Output the data below exactly. Leave nothing out.
[Start of Attachment]
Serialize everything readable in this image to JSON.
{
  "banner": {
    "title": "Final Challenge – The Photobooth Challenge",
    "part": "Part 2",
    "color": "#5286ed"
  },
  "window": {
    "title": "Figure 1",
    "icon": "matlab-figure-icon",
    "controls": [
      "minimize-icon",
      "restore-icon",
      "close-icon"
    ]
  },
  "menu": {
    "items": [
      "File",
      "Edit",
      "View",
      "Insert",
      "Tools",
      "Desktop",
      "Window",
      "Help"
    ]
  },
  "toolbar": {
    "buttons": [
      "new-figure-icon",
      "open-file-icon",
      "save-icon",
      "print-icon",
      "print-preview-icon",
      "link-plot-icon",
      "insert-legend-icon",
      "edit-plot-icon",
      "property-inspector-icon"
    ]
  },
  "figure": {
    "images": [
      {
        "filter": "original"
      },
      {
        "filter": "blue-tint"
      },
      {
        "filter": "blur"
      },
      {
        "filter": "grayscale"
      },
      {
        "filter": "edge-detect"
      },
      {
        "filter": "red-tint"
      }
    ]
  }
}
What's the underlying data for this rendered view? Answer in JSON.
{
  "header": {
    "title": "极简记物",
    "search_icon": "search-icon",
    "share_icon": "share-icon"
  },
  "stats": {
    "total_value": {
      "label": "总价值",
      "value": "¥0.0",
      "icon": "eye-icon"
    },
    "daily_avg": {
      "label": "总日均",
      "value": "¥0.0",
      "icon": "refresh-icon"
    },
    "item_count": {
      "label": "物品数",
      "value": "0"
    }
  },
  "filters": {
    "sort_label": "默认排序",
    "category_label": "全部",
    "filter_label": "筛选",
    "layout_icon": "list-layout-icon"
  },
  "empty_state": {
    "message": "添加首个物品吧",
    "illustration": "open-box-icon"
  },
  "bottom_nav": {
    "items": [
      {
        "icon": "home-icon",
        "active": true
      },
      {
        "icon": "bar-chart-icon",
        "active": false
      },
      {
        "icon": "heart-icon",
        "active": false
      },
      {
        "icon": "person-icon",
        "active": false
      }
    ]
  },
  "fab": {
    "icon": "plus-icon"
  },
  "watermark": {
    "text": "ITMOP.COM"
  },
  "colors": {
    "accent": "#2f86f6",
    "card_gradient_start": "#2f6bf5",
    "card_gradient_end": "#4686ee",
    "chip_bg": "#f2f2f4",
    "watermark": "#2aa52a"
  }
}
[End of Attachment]
Exercise answer.
Serialize everything readable in this image to JSON.
{
  "banner": {
    "title": "Final Challenge – The Photobooth Challenge",
    "part": "Part 2",
    "color": "#5286ed"
  },
  "window": {
    "title": "Figure 1",
    "icon": "matlab-figure-icon",
    "controls": [
      "minimize-icon",
      "restore-icon",
      "close-icon"
    ]
  },
  "menu": {
    "items": [
      "File",
      "Edit",
      "View",
      "Insert",
      "Tools",
      "Desktop",
      "Window",
      "Help"
    ]
  },
  "toolbar": {
    "buttons": [
      "new-figure-icon",
      "open-file-icon",
      "save-icon",
      "print-icon",
      "print-preview-icon",
      "link-plot-icon",
      "insert-legend-icon",
      "edit-plot-icon",
      "property-inspector-icon"
    ]
  },
  "figure": {
    "images": [
      {
        "filter": "original"
      },
      {
        "filter": "blue-tint"
      },
      {
        "filter": "blur"
      },
      {
        "filter": "grayscale"
      },
      {
        "filter": "edge-detect"
      },
      {
        "filter": "red-tint"
      }
    ]
  }
}
What's the underlying data for this rendered view? Answer in JSON.
{
  "header": {
    "title": "极简记物",
    "search_icon": "search-icon",
    "share_icon": "share-icon"
  },
  "stats": {
    "total_value": {
      "label": "总价值",
      "value": "¥0.0",
      "icon": "eye-icon"
    },
    "daily_avg": {
      "label": "总日均",
      "value": "¥0.0",
      "icon": "refresh-icon"
    },
    "item_count": {
      "label": "物品数",
      "value": "0"
    }
  },
  "filters": {
    "sort_label": "默认排序",
    "category_label": "全部",
    "filter_label": "筛选",
    "layout_icon": "list-layout-icon"
  },
  "empty_state": {
    "message": "添加首个物品吧",
    "illustration": "open-box-icon"
  },
  "bottom_nav": {
    "items": [
      {
        "icon": "home-icon",
        "active": true
      },
      {
        "icon": "bar-chart-icon",
        "active": false
      },
      {
        "icon": "heart-icon",
        "active": false
      },
      {
        "icon": "person-icon",
        "active": false
      }
    ]
  },
  "fab": {
    "icon": "plus-icon"
  },
  "watermark": {
    "text": "ITMOP.COM"
  },
  "colors": {
    "accent": "#2f86f6",
    "card_gradient_start": "#2f6bf5",
    "card_gradient_end": "#4686ee",
    "chip_bg": "#f2f2f4",
    "watermark": "#2aa52a"
  }
}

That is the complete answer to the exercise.